And if a clear ban is really asking too much: why not simply publish MEPs’ meetings with lobbyists online? Then the public could check who MEPs are meeting. This would be compatible with the "free mandate" of MEPs and, in our era of electronic calendars, would not really pose too big of an administrative burden, either.

Yet the idea of becoming more transparent and accountable to their electorate seems to be scary to many MEPs, and is being considered far more as a risk than as an opportunity.

This is a particularly baffling position for MEPs to take, especially when considering the distance between the work of the EU parliament and the home constituencies, which is often reflected in the poor turnouts in European elections.

We have witnessed a frustratingly reclusive attitude through the whole discussion phase of the mandate.

Civil society was only invited, reluctantly, to contribute to this important discussion after an open letter to the parliament was signed by 100 civil society organisations and the mandate had been kept secret from us.

Much-needed commitment

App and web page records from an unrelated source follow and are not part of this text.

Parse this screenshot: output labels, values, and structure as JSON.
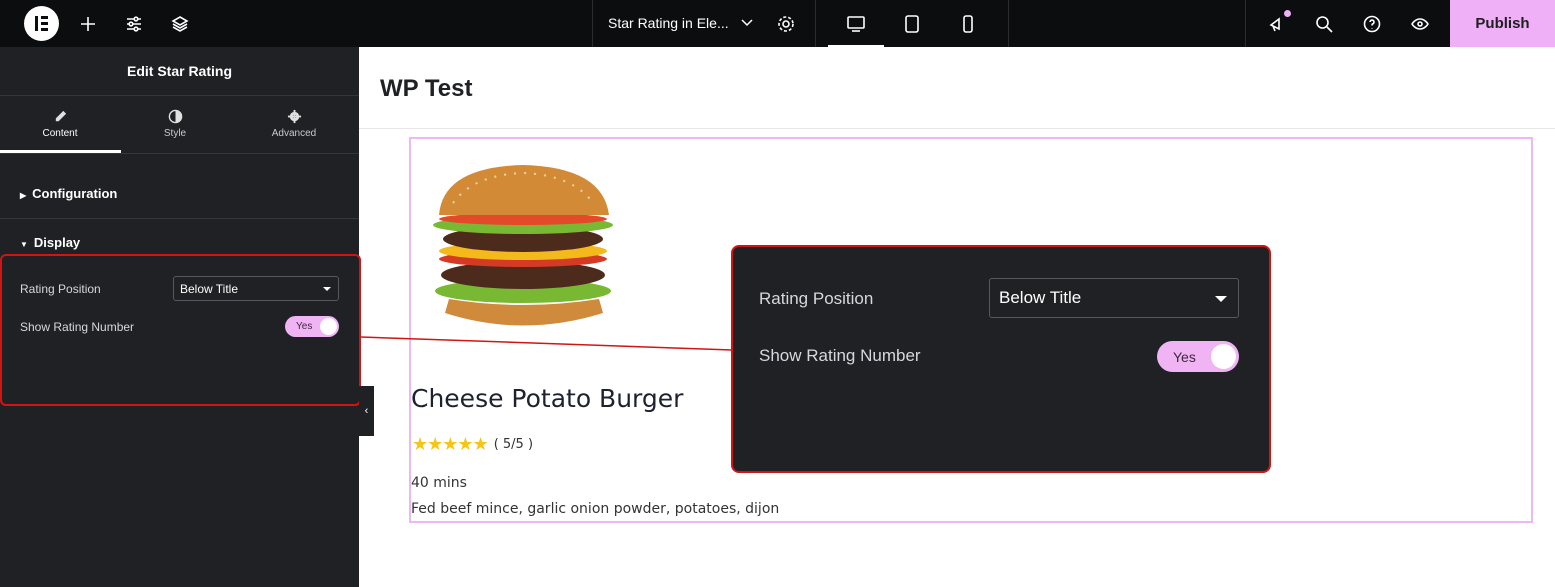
{
  "topbar": {
    "document_title": "Star Rating in Ele...",
    "publish_label": "Publish",
    "accent": "#efb0f7"
  },
  "sidebar": {
    "title": "Edit Star Rating",
    "tabs": [
      {
        "label": "Content",
        "icon": "pencil-icon",
        "active": true
      },
      {
        "label": "Style",
        "icon": "contrast-icon"
      },
      {
        "label": "Advanced",
        "icon": "gear-icon"
      }
    ],
    "sections": [
      {
        "label": "Configuration",
        "expanded": false
      },
      {
        "label": "Display",
        "expanded": true
      }
    ],
    "controls": {
      "rating_position_label": "Rating Position",
      "rating_position_value": "Below Title",
      "show_rating_number_label": "Show Rating Number",
      "show_rating_number_value": "Yes"
    }
  },
  "canvas": {
    "site_title": "WP Test",
    "card": {
      "title": "Cheese Potato Burger",
      "stars": 5,
      "rating_text": "( 5/5 )",
      "time": "40 mins",
      "ingredients": "Fed beef mince, garlic onion powder, potatoes, dijon"
    }
  },
  "callout": {
    "rating_position_label": "Rating Position",
    "rating_position_value": "Below Title",
    "show_rating_number_label": "Show Rating Number",
    "show_rating_number_value": "Yes",
    "highlight_color": "#d11414"
  }
}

MEPs must stop hiding behind legalistic excuses and commit to something meaningful.

It's time for MEPs to leave their defensive mode and to stop hiding behind legalistic excuses.

Both of the MEP negotiators (Hübner and Guillaume) have signed two different pledges on lobbying transparency in the last European elections, as did many other MEPs.

It is time for those politicians to live up to their pledges and to persuade their colleagues to implement a clear ban on MEPs meeting with unregistered lobbyists and to ensure that MEPs publish their lobby meetings.

If the parliament does not act, MEPs will lose the moral high-ground vis-a-vis the other institutions in the debate on EU lobbying transparency.

And the result: the EU lobbying register will remain a very flawed transparency tool.

This article was published first as an op ed in the EU Observer on 6 June